Related CWE definitions

The product receives input or data, but it does not validate or incorrectly validates that the input has the properties that are required to process the data safely and correctly.
The product receives data from an HTTP agent/component (e.g., web server, proxy, browser, etc.), but it does not neutralize or incorrectly neutralizes CR and LF characters before the data is included in outgoing HTTP headers.
The authentication scheme or implementation uses key data elements that are assumed to be immutable, but can be controlled or modified by the attacker.
The product does not encrypt sensitive or critical information before storage or transmission.
The product stores sensitive information in cleartext in a cookie.
Authenticating a user, or otherwise establishing a new user session, without invalidating any existing session identifier gives an attacker the opportunity to steal authenticated sessions.
The web application does not sufficiently verify inputs that are assumed to be immutable but are actually externally controllable, such as hidden form fields.

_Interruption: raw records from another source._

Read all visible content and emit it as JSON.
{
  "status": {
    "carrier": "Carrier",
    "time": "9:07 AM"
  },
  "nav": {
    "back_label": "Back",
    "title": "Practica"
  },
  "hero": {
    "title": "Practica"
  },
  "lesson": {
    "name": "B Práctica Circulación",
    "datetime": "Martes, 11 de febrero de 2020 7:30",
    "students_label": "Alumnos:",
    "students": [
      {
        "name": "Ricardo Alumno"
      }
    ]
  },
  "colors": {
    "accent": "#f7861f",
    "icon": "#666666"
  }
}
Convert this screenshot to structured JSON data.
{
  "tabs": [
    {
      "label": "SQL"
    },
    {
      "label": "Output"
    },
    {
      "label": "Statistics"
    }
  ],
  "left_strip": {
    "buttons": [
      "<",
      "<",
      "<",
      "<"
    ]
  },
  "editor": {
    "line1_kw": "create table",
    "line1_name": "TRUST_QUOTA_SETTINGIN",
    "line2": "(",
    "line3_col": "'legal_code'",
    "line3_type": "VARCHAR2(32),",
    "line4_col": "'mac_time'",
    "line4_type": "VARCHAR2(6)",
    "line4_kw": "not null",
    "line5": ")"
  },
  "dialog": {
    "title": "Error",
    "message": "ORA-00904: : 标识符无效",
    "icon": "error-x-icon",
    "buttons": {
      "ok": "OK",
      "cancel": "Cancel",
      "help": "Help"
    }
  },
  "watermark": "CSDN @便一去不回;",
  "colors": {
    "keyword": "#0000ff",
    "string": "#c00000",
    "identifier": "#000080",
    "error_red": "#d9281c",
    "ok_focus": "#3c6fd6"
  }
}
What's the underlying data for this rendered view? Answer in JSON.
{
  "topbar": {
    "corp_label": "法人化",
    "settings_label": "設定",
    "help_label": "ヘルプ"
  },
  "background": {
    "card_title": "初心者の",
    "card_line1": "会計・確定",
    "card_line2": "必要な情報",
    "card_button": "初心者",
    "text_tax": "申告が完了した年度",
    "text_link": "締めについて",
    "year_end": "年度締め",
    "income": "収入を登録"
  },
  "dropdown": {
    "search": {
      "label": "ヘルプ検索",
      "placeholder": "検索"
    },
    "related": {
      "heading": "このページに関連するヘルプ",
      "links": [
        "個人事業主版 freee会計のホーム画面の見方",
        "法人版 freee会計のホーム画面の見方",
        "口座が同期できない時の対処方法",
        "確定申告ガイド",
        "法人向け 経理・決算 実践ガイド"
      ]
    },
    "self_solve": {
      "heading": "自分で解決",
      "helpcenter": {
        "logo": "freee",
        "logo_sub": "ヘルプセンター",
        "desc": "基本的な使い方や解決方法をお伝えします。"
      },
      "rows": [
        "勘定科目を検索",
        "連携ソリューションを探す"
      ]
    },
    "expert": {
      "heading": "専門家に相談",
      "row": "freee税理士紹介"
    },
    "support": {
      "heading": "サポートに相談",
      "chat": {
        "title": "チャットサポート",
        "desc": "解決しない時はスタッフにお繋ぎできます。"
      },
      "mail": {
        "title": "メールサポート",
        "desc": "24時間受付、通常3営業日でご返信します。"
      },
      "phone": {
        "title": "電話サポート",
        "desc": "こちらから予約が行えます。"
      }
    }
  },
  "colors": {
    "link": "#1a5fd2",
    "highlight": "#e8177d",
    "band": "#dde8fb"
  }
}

The web application uses persistent cookies, but the cookies contain sensitive information.
The product relies on the existence or values of cookies when performing security-critical operations, but it does not properly ensure that the setting is valid for the associated user.
The product is composed of a server that relies on the client to implement a mechanism that is intended to protect the server.
The product stores security-critical state information about its users, or the product itself, in a location that is accessible to unauthorized actors.
Please note that CAPEC definitions are provided as a quick reference only. Visit for a complete list of CAPEC entries and more information.
This web site uses cookies for managing your session, storing preferences, website analytics and additional purposes described in our privacy policy.
By using this web site you are agreeing to terms of use!